[Requirement]
Retype all the records below exactly as they are, with no image carried over.

(Beginning of Material provided)

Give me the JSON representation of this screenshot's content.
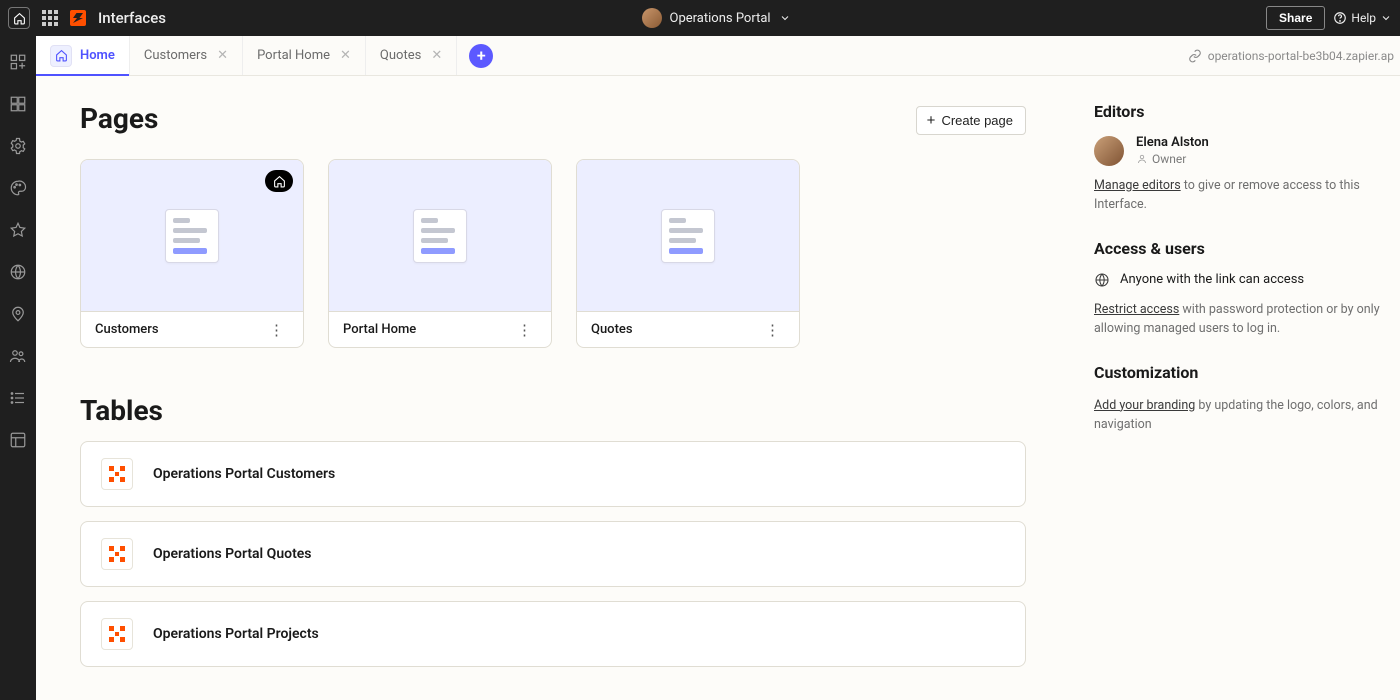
{
  "topbar": {
    "title": "Interfaces",
    "project_name": "Operations Portal",
    "share_label": "Share",
    "help_label": "Help"
  },
  "tabs": {
    "items": [
      {
        "label": "Home",
        "closable": false,
        "active": true
      },
      {
        "label": "Customers",
        "closable": true,
        "active": false
      },
      {
        "label": "Portal Home",
        "closable": true,
        "active": false
      },
      {
        "label": "Quotes",
        "closable": true,
        "active": false
      }
    ],
    "url_text": "operations-portal-be3b04.zapier.ap"
  },
  "pages": {
    "heading": "Pages",
    "create_label": "Create page",
    "cards": [
      {
        "name": "Customers",
        "is_home": true
      },
      {
        "name": "Portal Home",
        "is_home": false
      },
      {
        "name": "Quotes",
        "is_home": false
      }
    ]
  },
  "tables": {
    "heading": "Tables",
    "rows": [
      {
        "name": "Operations Portal Customers"
      },
      {
        "name": "Operations Portal Quotes"
      },
      {
        "name": "Operations Portal Projects"
      }
    ]
  },
  "side": {
    "editors_heading": "Editors",
    "editor_name": "Elena Alston",
    "editor_role": "Owner",
    "manage_editors_link": "Manage editors",
    "manage_editors_rest": " to give or remove access to this Interface.",
    "access_heading": "Access & users",
    "access_line": "Anyone with the link can access",
    "restrict_link": "Restrict access",
    "restrict_rest": " with password protection or by only allowing managed users to log in.",
    "custom_heading": "Customization",
    "branding_link": "Add your branding",
    "branding_rest": " by updating the logo, colors, and navigation"
  }
}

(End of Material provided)

[Answer to this task]
Give me the JSON representation of this screenshot's content.
{
  "topbar": {
    "title": "Interfaces",
    "project_name": "Operations Portal",
    "share_label": "Share",
    "help_label": "Help"
  },
  "tabs": {
    "items": [
      {
        "label": "Home",
        "closable": false,
        "active": true
      },
      {
        "label": "Customers",
        "closable": true,
        "active": false
      },
      {
        "label": "Portal Home",
        "closable": true,
        "active": false
      },
      {
        "label": "Quotes",
        "closable": true,
        "active": false
      }
    ],
    "url_text": "operations-portal-be3b04.zapier.ap"
  },
  "pages": {
    "heading": "Pages",
    "create_label": "Create page",
    "cards": [
      {
        "name": "Customers",
        "is_home": true
      },
      {
        "name": "Portal Home",
        "is_home": false
      },
      {
        "name": "Quotes",
        "is_home": false
      }
    ]
  },
  "tables": {
    "heading": "Tables",
    "rows": [
      {
        "name": "Operations Portal Customers"
      },
      {
        "name": "Operations Portal Quotes"
      },
      {
        "name": "Operations Portal Projects"
      }
    ]
  },
  "side": {
    "editors_heading": "Editors",
    "editor_name": "Elena Alston",
    "editor_role": "Owner",
    "manage_editors_link": "Manage editors",
    "manage_editors_rest": " to give or remove access to this Interface.",
    "access_heading": "Access & users",
    "access_line": "Anyone with the link can access",
    "restrict_link": "Restrict access",
    "restrict_rest": " with password protection or by only allowing managed users to log in.",
    "custom_heading": "Customization",
    "branding_link": "Add your branding",
    "branding_rest": " by updating the logo, colors, and navigation"
  }
}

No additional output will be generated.